Little did I know that it would lead me down the path I'm currently on, or that it would enable me to make so many wonderful "online" friends.  I met so many wonderful quilters from all over the US in the process of creating that first try, and every time I make another, I think of all of them and the special bond we share. 

Making a raggy quilt is really easy.  And it's full of options, so you can be as simple or creative as you wish,. 

First pick your fabrics, then the size you want to make.  My good friend Shannon at Fabrics N Quilts created this calculator to help with yardage.

Check out her blog and store while you are there!  She's one of my favorite stores. 

Then decide how big you want your squares to finish.  I personally like them larger, so there is less cutting and it's faster to make.  You will add between 1 and 11/2 inches to this size for the fringe, or bloom, which is actually the seam allowance.  You want at least 1/2" on each side.  This latest has 3/4" fringe.  You need a top square, a middle layer and a bottom.  Fabrics that fray well work better, so most raggies will be made with flannel, homespun, denim, or similar.  You can also use batting in the middle.  Cut your squares to your desired size.  Batting would be cut just a little smaller than the "finished" size of your square, but flannel, if used as the middle layer, could be cut the same.  It makes the fringe fuller.  Most don't use a middle layer if you are using denim as the back (it's so heavy on its own, you don't need a batting/middle.)  Layer your squares like this:  Backing fabric, wrong side down.  Center the batting over this, or lay your middle square on it, then your top square, right side up. 
Most people sew an X to quilt the layers together.  It should be done if using batting, but doesn't need it if using flannel.  I do quite a few, chain piecing them.  Sometimes I pick a fun S shaped stitch on my machine, and I do recommend a walking foot during this. 

Next, lay out your squares in a nice design.  Carefully collect your squares, and put the BACKS together.  You will be sewing on the top side, and the back of the quilt will be smooth.  Sew your squares together, remembering your figured seam allowance from before.  Sew the columns then the rows.  I like to sew corners with one seam going north, and the other south.  Some of my friends prefer to sew the seams open.  Then sew your seam allowance again around the outside edge. 
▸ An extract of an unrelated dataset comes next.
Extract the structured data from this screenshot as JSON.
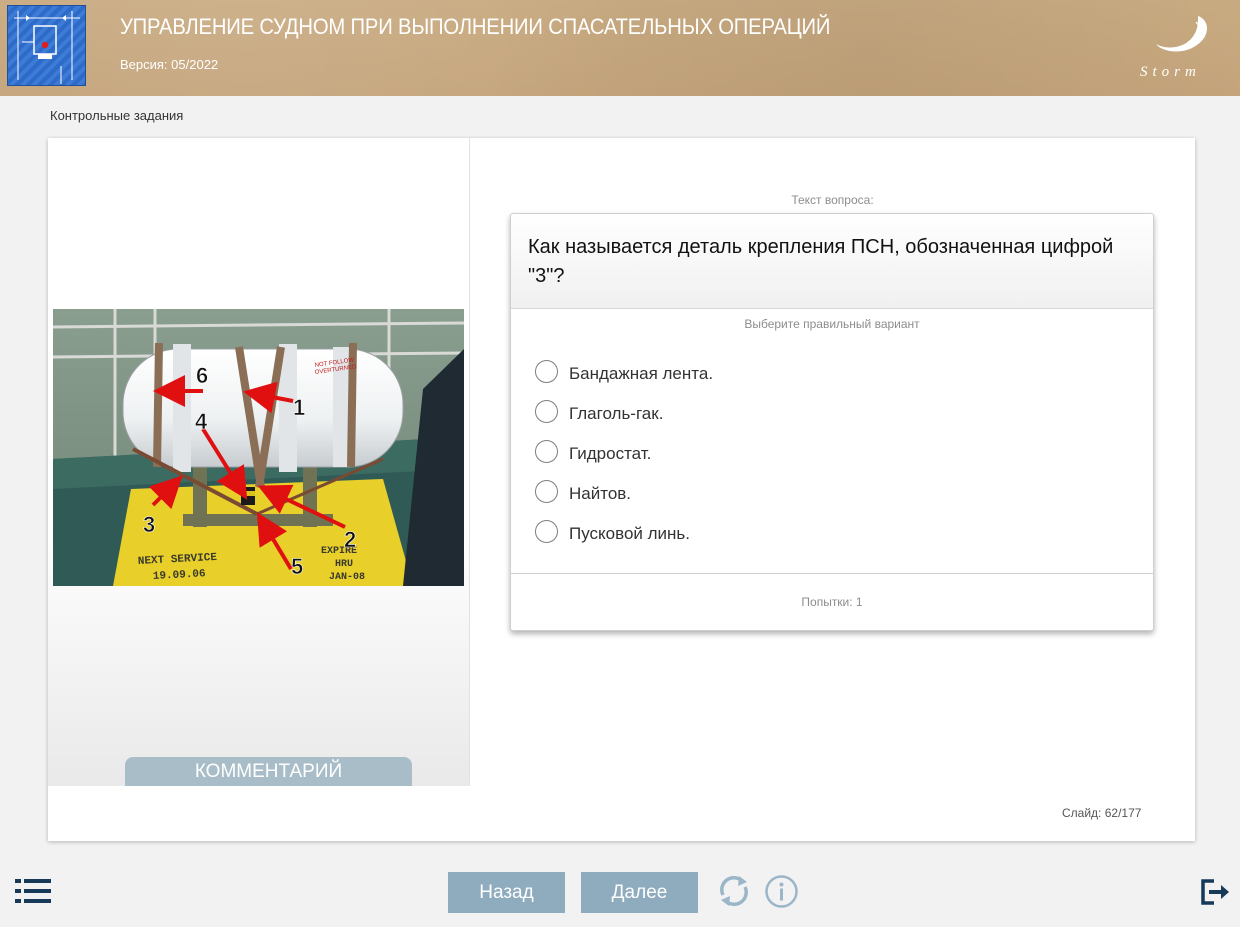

Use raggy snips or scissors to carefully trim the seams, about every 1/4" away, until you have fringed the whole top.  Wash and tumble dry the quilt, and you have a finished quilt!  Remember to check the dryer lint collector often when drying it.  It will need frequent emptying the first few times you wash this quilt. 

I used an Accuquilt GO! 8 1/2" Raggy Die for this one, and only had to clip the seam points.  It did take much longer to cut, though, since I could only do 2 layers of fabric.  Once that was done, having the fringe clipped made it really easy to finish, though.  This one uses a collection of 8 Fat Quarters (two yards) plus 2 1/2 yards for the extra blocks on the front and the back (pink flannel) and another 2 1/2 yds of white flannel in the middle.  It measures about 40 X 47 inches. 

I finished this Raggy quilt last night and listed it in my Etsy shop.  It's so soft.  Everyone just wants to touch it and cuddle in it when they see it.  I've also made purses and totes raggy style.  The design possiblilies are almost limitless in this style of quilting.  Let me know if you have made any, or want more info about making one.